### YOUR ASSIGNMENT
From the first line to the last, repeat the data below exactly.

### INFORMATION GIVEN
*** Block opens ***

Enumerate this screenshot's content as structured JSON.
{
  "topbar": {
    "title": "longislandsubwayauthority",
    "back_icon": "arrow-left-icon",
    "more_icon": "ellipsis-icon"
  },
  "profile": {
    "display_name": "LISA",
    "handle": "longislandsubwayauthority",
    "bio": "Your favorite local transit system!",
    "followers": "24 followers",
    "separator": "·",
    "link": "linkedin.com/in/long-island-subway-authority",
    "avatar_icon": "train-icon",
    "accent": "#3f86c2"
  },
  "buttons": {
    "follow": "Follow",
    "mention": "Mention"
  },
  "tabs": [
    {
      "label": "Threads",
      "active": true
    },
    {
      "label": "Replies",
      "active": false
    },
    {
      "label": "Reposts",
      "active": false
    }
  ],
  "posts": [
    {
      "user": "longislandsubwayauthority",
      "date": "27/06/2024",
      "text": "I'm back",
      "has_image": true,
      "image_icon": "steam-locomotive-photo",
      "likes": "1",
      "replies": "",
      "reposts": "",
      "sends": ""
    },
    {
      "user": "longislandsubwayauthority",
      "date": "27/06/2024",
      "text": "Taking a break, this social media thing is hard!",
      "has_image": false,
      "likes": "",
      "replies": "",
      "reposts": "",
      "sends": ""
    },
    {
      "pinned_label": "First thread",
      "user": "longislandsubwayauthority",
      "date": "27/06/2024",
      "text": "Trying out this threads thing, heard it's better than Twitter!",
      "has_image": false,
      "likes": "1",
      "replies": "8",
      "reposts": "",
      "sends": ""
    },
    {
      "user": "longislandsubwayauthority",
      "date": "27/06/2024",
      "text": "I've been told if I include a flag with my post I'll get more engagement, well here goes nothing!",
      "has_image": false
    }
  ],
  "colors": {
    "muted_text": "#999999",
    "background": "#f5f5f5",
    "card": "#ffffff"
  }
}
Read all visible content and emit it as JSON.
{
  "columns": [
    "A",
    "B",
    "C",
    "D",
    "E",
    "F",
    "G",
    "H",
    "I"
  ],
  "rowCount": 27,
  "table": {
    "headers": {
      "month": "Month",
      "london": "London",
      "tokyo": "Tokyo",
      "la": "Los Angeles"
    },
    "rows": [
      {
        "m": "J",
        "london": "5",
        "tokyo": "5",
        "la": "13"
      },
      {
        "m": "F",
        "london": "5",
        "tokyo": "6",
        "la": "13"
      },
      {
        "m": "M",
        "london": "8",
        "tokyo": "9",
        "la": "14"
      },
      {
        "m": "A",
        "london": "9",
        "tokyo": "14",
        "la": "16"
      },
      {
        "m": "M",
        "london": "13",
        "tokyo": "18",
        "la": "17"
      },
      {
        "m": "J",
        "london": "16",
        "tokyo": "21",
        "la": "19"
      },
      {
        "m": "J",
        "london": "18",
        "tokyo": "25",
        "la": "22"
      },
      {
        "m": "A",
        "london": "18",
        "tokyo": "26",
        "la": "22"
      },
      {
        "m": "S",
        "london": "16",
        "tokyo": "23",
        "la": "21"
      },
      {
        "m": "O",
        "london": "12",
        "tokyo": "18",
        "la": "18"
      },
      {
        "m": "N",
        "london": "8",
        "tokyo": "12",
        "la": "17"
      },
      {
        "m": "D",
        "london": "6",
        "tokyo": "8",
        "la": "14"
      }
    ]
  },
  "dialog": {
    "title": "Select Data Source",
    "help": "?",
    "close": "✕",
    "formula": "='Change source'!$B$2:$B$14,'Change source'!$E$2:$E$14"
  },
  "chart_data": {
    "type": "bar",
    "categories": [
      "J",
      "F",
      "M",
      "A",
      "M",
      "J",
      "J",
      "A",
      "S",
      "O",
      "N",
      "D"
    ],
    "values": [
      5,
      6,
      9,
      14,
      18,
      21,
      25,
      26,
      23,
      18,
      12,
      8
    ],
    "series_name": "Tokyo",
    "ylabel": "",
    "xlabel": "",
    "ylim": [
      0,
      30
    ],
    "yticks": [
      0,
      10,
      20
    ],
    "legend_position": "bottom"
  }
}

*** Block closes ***

### ANSWER SECTION
Enumerate this screenshot's content as structured JSON.
{
  "topbar": {
    "title": "longislandsubwayauthority",
    "back_icon": "arrow-left-icon",
    "more_icon": "ellipsis-icon"
  },
  "profile": {
    "display_name": "LISA",
    "handle": "longislandsubwayauthority",
    "bio": "Your favorite local transit system!",
    "followers": "24 followers",
    "separator": "·",
    "link": "linkedin.com/in/long-island-subway-authority",
    "avatar_icon": "train-icon",
    "accent": "#3f86c2"
  },
  "buttons": {
    "follow": "Follow",
    "mention": "Mention"
  },
  "tabs": [
    {
      "label": "Threads",
      "active": true
    },
    {
      "label": "Replies",
      "active": false
    },
    {
      "label": "Reposts",
      "active": false
    }
  ],
  "posts": [
    {
      "user": "longislandsubwayauthority",
      "date": "27/06/2024",
      "text": "I'm back",
      "has_image": true,
      "image_icon": "steam-locomotive-photo",
      "likes": "1",
      "replies": "",
      "reposts": "",
      "sends": ""
    },
    {
      "user": "longislandsubwayauthority",
      "date": "27/06/2024",
      "text": "Taking a break, this social media thing is hard!",
      "has_image": false,
      "likes": "",
      "replies": "",
      "reposts": "",
      "sends": ""
    },
    {
      "pinned_label": "First thread",
      "user": "longislandsubwayauthority",
      "date": "27/06/2024",
      "text": "Trying out this threads thing, heard it's better than Twitter!",
      "has_image": false,
      "likes": "1",
      "replies": "8",
      "reposts": "",
      "sends": ""
    },
    {
      "user": "longislandsubwayauthority",
      "date": "27/06/2024",
      "text": "I've been told if I include a flag with my post I'll get more engagement, well here goes nothing!",
      "has_image": false
    }
  ],
  "colors": {
    "muted_text": "#999999",
    "background": "#f5f5f5",
    "card": "#ffffff"
  }
}
Read all visible content and emit it as JSON.
{
  "columns": [
    "A",
    "B",
    "C",
    "D",
    "E",
    "F",
    "G",
    "H",
    "I"
  ],
  "rowCount": 27,
  "table": {
    "headers": {
      "month": "Month",
      "london": "London",
      "tokyo": "Tokyo",
      "la": "Los Angeles"
    },
    "rows": [
      {
        "m": "J",
        "london": "5",
        "tokyo": "5",
        "la": "13"
      },
      {
        "m": "F",
        "london": "5",
        "tokyo": "6",
        "la": "13"
      },
      {
        "m": "M",
        "london": "8",
        "tokyo": "9",
        "la": "14"
      },
      {
        "m": "A",
        "london": "9",
        "tokyo": "14",
        "la": "16"
      },
      {
        "m": "M",
        "london": "13",
        "tokyo": "18",
        "la": "17"
      },
      {
        "m": "J",
        "london": "16",
        "tokyo": "21",
        "la": "19"
      },
      {
        "m": "J",
        "london": "18",
        "tokyo": "25",
        "la": "22"
      },
      {
        "m": "A",
        "london": "18",
        "tokyo": "26",
        "la": "22"
      },
      {
        "m": "S",
        "london": "16",
        "tokyo": "23",
        "la": "21"
      },
      {
        "m": "O",
        "london": "12",
        "tokyo": "18",
        "la": "18"
      },
      {
        "m": "N",
        "london": "8",
        "tokyo": "12",
        "la": "17"
      },
      {
        "m": "D",
        "london": "6",
        "tokyo": "8",
        "la": "14"
      }
    ]
  },
  "dialog": {
    "title": "Select Data Source",
    "help": "?",
    "close": "✕",
    "formula": "='Change source'!$B$2:$B$14,'Change source'!$E$2:$E$14"
  },
  "chart_data": {
    "type": "bar",
    "categories": [
      "J",
      "F",
      "M",
      "A",
      "M",
      "J",
      "J",
      "A",
      "S",
      "O",
      "N",
      "D"
    ],
    "values": [
      5,
      6,
      9,
      14,
      18,
      21,
      25,
      26,
      23,
      18,
      12,
      8
    ],
    "series_name": "Tokyo",
    "ylabel": "",
    "xlabel": "",
    "ylim": [
      0,
      30
    ],
    "yticks": [
      0,
      10,
      20
    ],
    "legend_position": "bottom"
  }
}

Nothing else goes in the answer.